Records from a data collection:
-- -- --

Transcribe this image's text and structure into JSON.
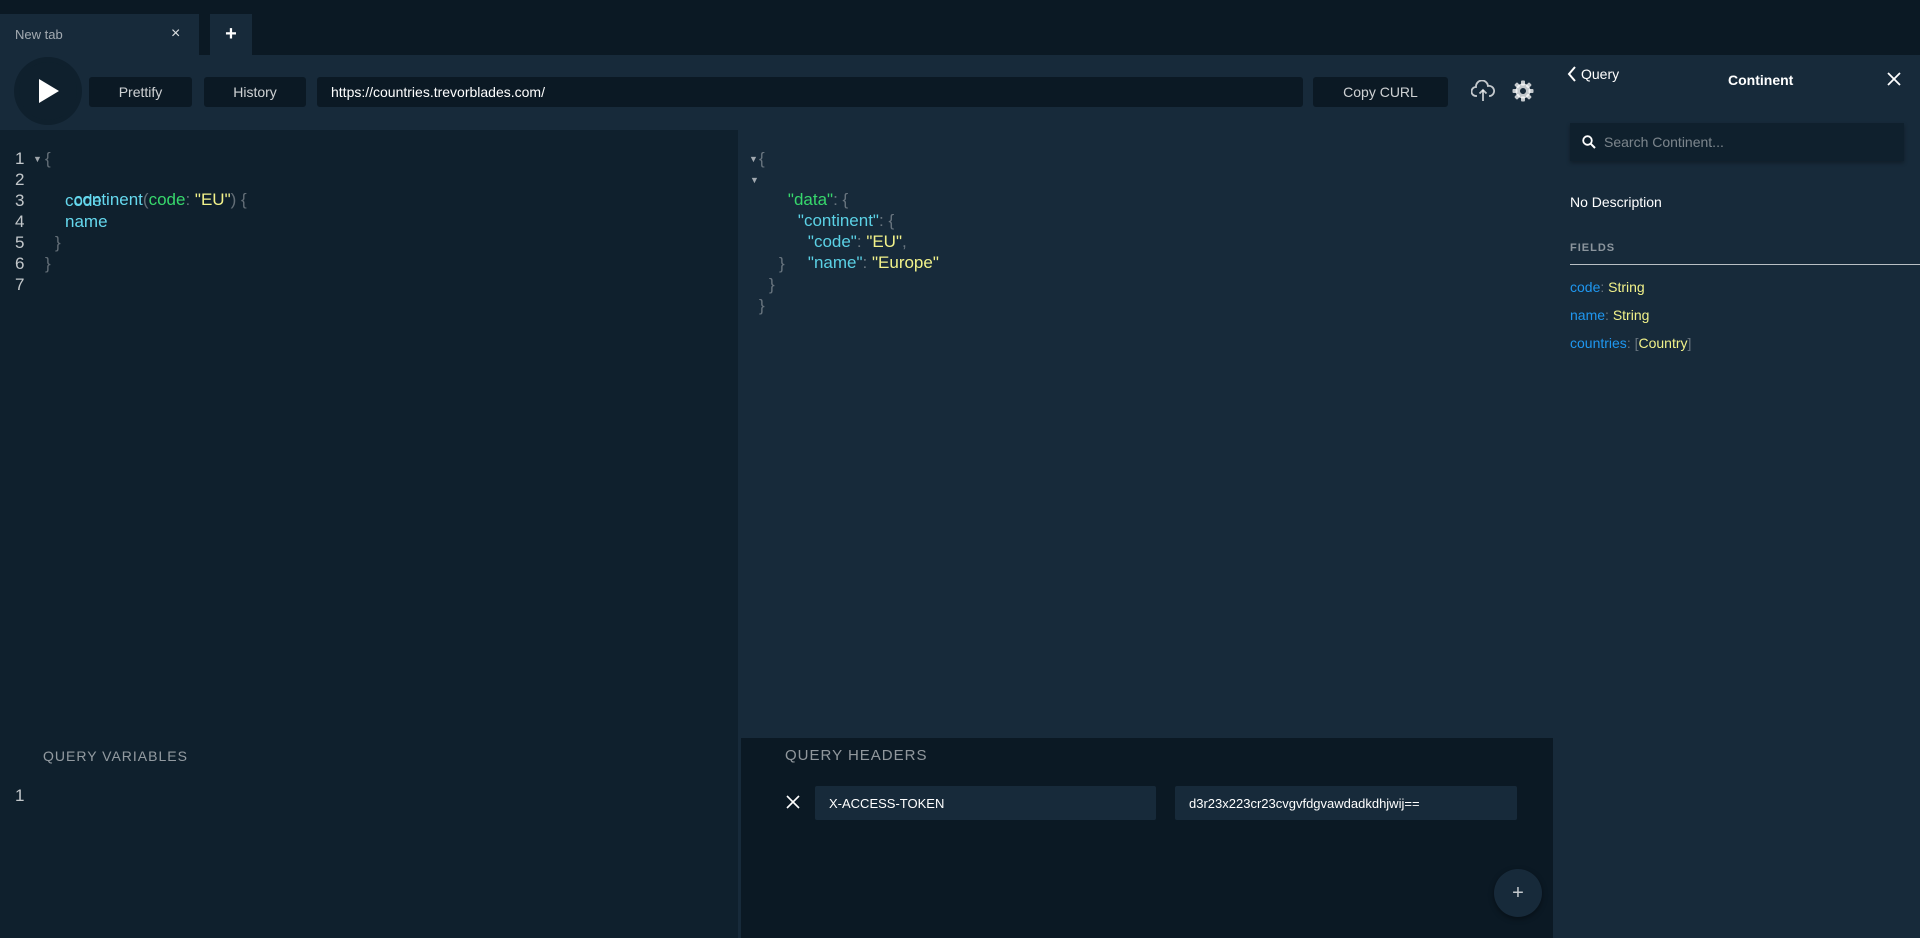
{
  "tabs": {
    "items": [
      {
        "label": "New tab",
        "close": "×"
      }
    ],
    "add_label": "+"
  },
  "toolbar": {
    "prettify_label": "Prettify",
    "history_label": "History",
    "url": "https://countries.trevorblades.com/",
    "copy_curl_label": "Copy CURL"
  },
  "editor": {
    "line_numbers": [
      "1",
      "2",
      "3",
      "4",
      "5",
      "6",
      "7"
    ],
    "open_brace": "{",
    "field": "continent",
    "paren_open": "(",
    "arg_name": "code",
    "colon": ":",
    "arg_value": "\"EU\"",
    "paren_close": ")",
    "inner_open": "{",
    "sub_field_1": "code",
    "sub_field_2": "name",
    "inner_close": "}",
    "close_brace": "}"
  },
  "result": {
    "open_brace": "{",
    "data_key": "\"data\"",
    "colon": ":",
    "data_open": "{",
    "continent_key": "\"continent\"",
    "continent_open": "{",
    "code_key": "\"code\"",
    "code_value": "\"EU\"",
    "comma": ",",
    "name_key": "\"name\"",
    "name_value": "\"Europe\"",
    "continent_close": "}",
    "data_close": "}",
    "close_brace": "}"
  },
  "variables": {
    "title": "QUERY VARIABLES",
    "line_numbers": [
      "1"
    ]
  },
  "headers": {
    "title": "QUERY HEADERS",
    "key": "X-ACCESS-TOKEN",
    "value": "d3r23x223cr23cvgvfdgvawdadkdhjwij==",
    "add_label": "+"
  },
  "docs": {
    "back_label": "Query",
    "title": "Continent",
    "search_placeholder": "Search Continent...",
    "description": "No Description",
    "fields_heading": "FIELDS",
    "fields": [
      {
        "name": "code",
        "sep": ":",
        "type": "String"
      },
      {
        "name": "name",
        "sep": ":",
        "type": "String"
      },
      {
        "name": "countries",
        "sep": ":",
        "open": "[",
        "type": "Country",
        "close": "]"
      }
    ]
  },
  "colors": {
    "background": "#0b1924",
    "panel": "#172a3a",
    "editor": "#0f202d",
    "field": "#65d8ee",
    "argument": "#37d76c",
    "string": "#f2f28a",
    "link": "#1f97f0"
  }
}
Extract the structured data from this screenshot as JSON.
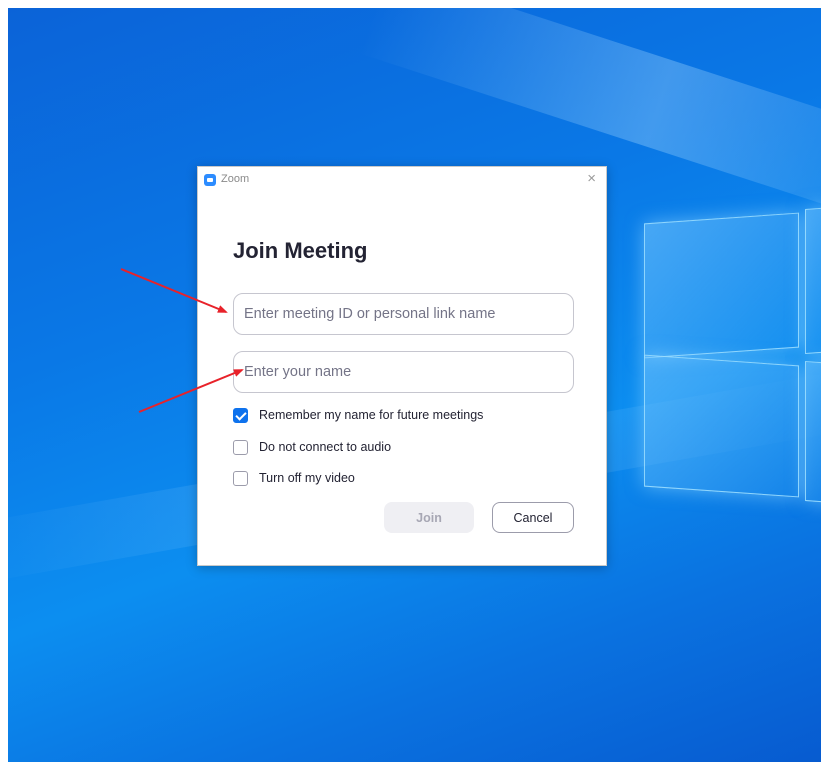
{
  "window": {
    "app_title": "Zoom",
    "close_glyph": "×",
    "icon": "zoom-logo-icon"
  },
  "dialog": {
    "heading": "Join Meeting",
    "meeting_id_placeholder": "Enter meeting ID or personal link name",
    "name_placeholder": "Enter your name",
    "options": [
      {
        "label": "Remember my name for future meetings",
        "checked": true
      },
      {
        "label": "Do not connect to audio",
        "checked": false
      },
      {
        "label": "Turn off my video",
        "checked": false
      }
    ],
    "join_label": "Join",
    "cancel_label": "Cancel"
  },
  "annotations": {
    "arrow_color": "#e8222a"
  },
  "colors": {
    "accent": "#0e72ed",
    "desktop_blue": "#0a78e6"
  }
}
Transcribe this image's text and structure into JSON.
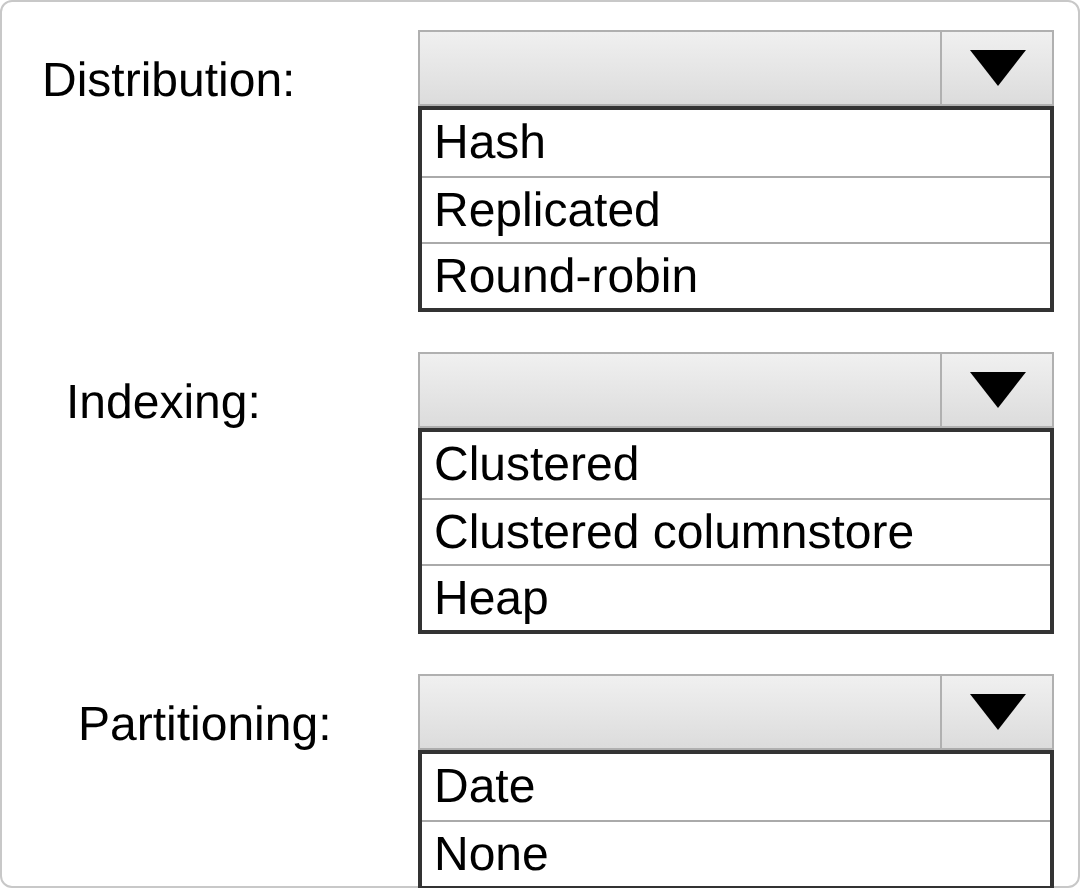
{
  "groups": [
    {
      "label": "Distribution:",
      "options": [
        "Hash",
        "Replicated",
        "Round-robin"
      ]
    },
    {
      "label": "Indexing:",
      "options": [
        "Clustered",
        "Clustered columnstore",
        "Heap"
      ]
    },
    {
      "label": "Partitioning:",
      "options": [
        "Date",
        "None"
      ]
    }
  ]
}
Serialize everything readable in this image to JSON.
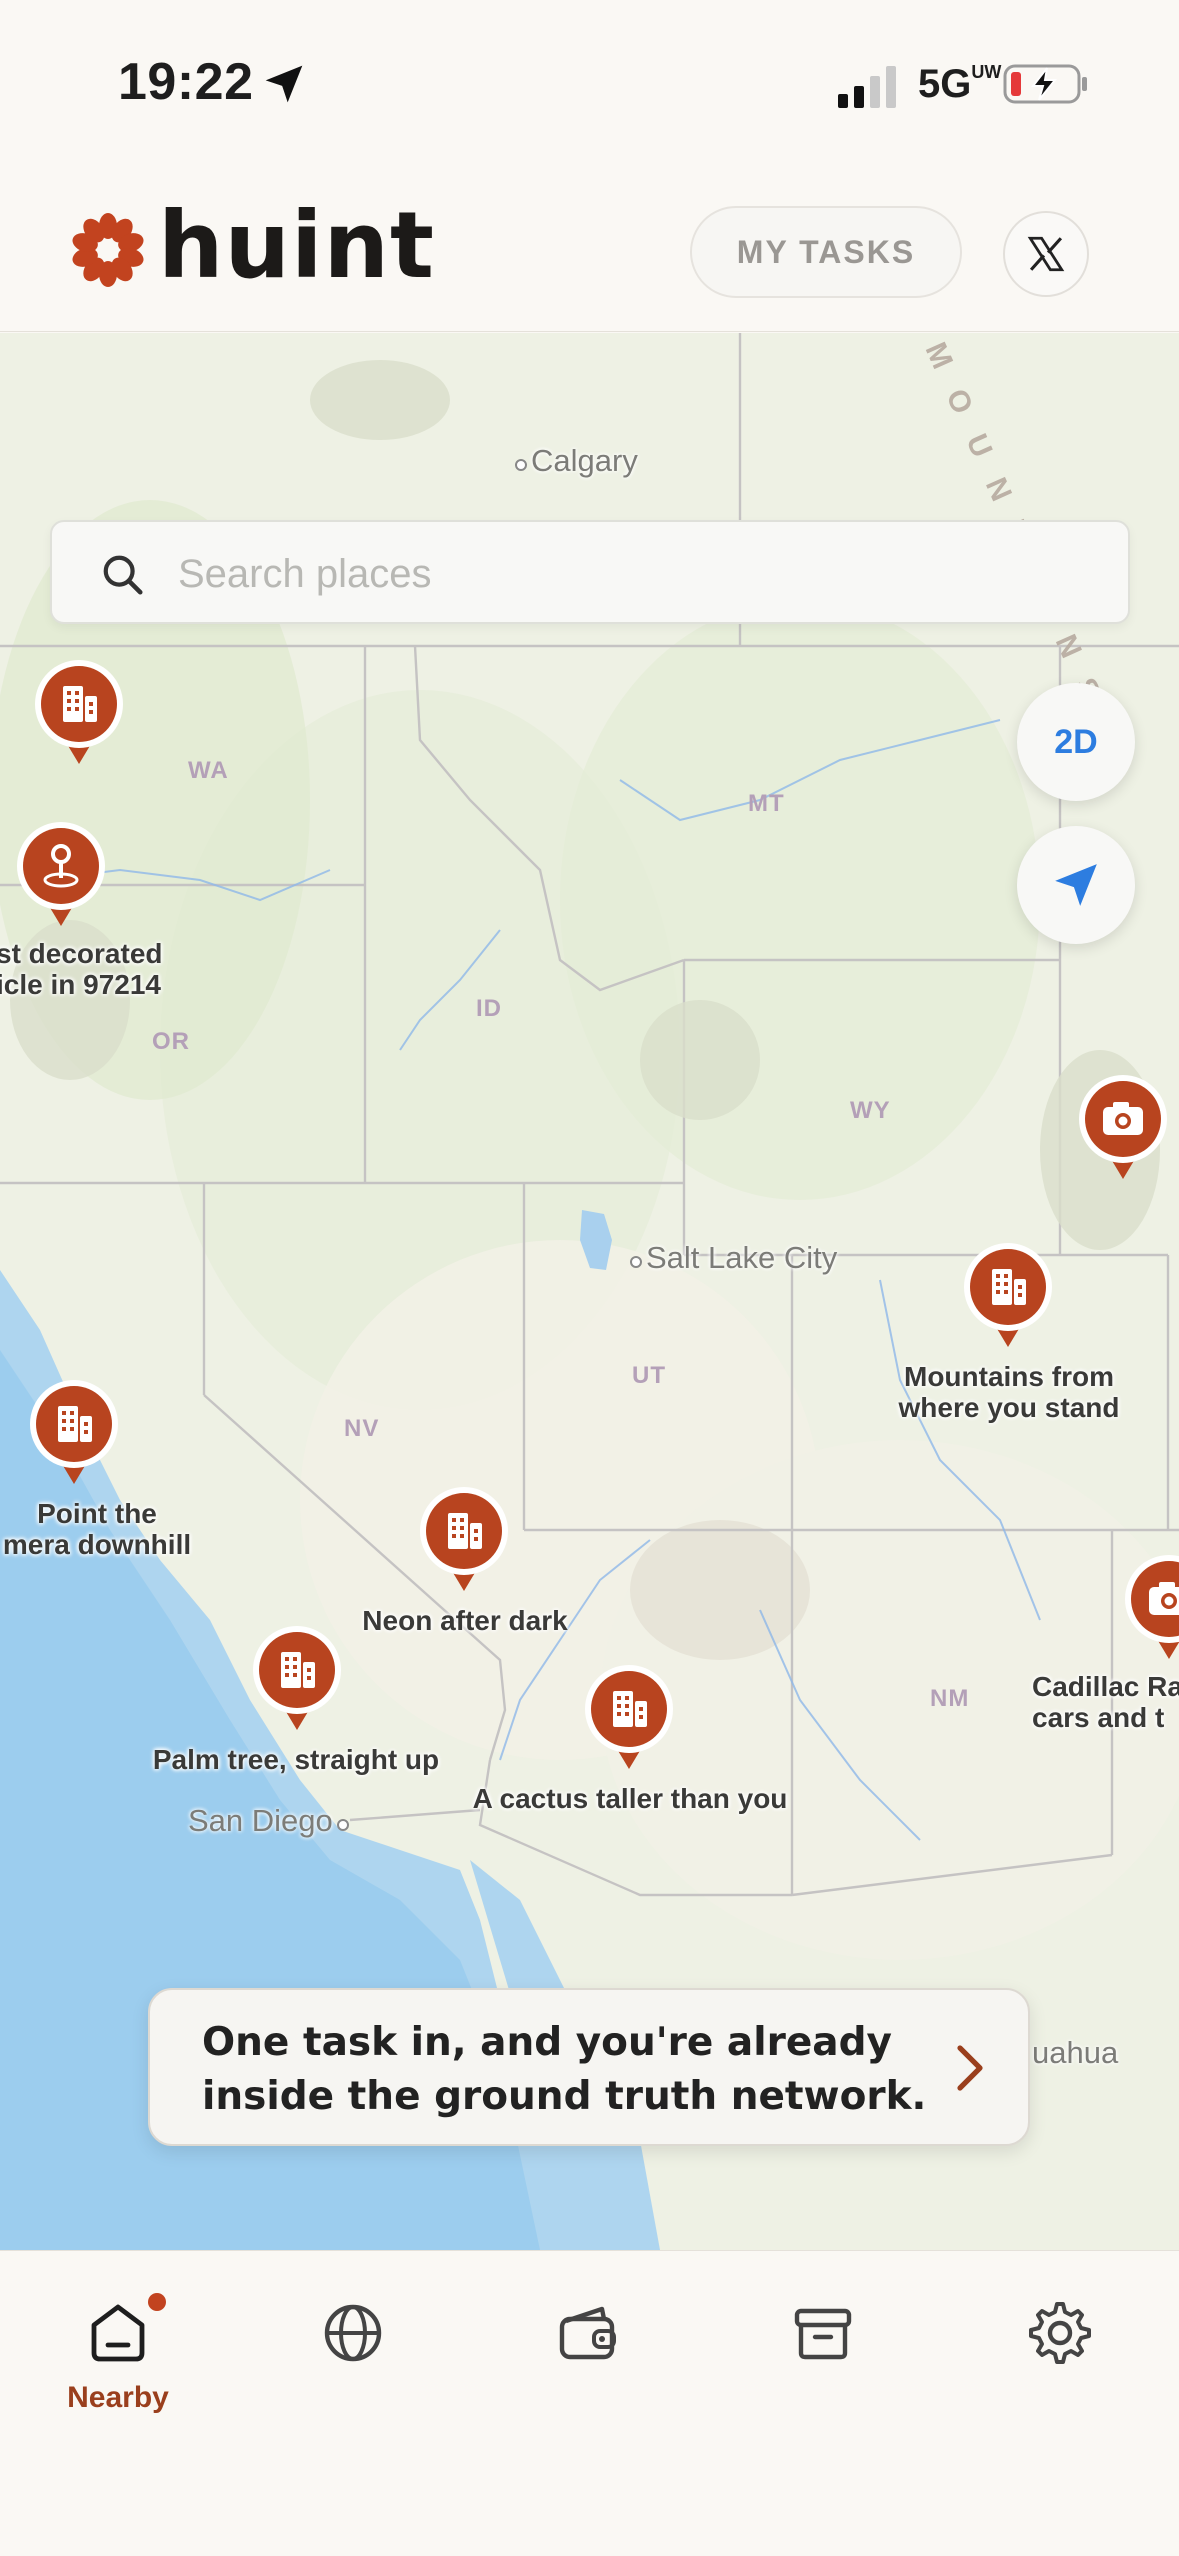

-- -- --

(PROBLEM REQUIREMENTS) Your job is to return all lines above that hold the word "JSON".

(YOUR RESPONSE)
Transcribe this image's text and structure into JSON.
Extract the structured data from this screenshot as JSON.
Transcribe this image's text and structure into JSON.
Serialize everything readable in this image to JSON.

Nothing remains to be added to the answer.